>>>>>

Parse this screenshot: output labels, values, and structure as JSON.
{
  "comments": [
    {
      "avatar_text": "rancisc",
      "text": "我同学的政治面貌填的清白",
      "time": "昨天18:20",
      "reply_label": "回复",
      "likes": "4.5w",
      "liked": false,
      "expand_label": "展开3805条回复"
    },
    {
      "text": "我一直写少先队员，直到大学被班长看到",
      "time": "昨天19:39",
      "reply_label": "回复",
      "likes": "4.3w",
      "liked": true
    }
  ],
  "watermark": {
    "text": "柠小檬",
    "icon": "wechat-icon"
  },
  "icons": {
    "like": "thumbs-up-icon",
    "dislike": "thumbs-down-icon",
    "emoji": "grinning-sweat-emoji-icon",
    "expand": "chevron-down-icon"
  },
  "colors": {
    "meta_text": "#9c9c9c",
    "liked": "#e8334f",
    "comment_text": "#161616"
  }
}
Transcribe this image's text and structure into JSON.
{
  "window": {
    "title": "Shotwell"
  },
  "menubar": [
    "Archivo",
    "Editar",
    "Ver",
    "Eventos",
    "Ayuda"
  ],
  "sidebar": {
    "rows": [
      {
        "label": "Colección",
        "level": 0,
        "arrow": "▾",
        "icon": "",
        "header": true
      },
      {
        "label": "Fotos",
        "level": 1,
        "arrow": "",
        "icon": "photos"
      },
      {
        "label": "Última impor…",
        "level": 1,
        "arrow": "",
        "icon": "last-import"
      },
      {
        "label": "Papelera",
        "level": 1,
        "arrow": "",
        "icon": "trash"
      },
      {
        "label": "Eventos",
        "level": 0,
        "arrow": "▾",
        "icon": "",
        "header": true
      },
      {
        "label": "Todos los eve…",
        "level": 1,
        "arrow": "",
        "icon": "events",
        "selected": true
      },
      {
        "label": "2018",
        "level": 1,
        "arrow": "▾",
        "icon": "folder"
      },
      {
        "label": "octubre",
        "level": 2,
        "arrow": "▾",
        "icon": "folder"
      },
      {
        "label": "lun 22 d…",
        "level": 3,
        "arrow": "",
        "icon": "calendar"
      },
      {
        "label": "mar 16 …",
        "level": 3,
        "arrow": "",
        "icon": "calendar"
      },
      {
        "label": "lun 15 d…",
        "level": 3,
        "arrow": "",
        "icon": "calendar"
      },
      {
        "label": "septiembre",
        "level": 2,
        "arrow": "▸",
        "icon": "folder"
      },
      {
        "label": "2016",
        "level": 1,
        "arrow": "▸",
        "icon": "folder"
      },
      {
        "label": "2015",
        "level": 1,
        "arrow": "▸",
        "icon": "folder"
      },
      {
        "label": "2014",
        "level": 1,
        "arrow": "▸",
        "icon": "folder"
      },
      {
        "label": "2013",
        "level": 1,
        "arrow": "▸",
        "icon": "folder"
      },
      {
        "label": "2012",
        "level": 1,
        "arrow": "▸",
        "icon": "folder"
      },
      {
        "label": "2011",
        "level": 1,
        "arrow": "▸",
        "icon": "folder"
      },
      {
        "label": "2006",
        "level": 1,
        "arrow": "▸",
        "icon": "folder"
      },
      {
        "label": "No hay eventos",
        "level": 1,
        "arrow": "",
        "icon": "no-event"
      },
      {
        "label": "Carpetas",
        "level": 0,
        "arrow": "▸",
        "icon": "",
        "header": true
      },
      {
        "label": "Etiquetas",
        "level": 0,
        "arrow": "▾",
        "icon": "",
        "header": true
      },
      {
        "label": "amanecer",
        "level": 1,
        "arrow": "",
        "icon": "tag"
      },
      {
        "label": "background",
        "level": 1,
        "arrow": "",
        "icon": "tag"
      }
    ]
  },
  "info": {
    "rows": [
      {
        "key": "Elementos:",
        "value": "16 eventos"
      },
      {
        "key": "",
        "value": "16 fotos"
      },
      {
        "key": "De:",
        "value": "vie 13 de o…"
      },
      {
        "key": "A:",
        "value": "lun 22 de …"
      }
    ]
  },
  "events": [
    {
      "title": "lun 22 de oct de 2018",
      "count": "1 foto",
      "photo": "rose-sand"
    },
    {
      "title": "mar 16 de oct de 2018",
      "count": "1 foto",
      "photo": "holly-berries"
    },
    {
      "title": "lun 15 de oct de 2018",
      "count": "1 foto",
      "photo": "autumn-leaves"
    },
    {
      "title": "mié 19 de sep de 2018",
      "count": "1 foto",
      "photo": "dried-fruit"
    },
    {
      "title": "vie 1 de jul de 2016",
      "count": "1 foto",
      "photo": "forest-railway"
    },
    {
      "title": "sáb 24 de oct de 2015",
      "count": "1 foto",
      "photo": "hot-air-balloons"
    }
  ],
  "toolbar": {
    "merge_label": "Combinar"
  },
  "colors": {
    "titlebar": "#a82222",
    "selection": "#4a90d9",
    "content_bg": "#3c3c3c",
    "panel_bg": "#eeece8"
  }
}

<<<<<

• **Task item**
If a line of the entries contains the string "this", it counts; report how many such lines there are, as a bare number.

• **Answer box**
2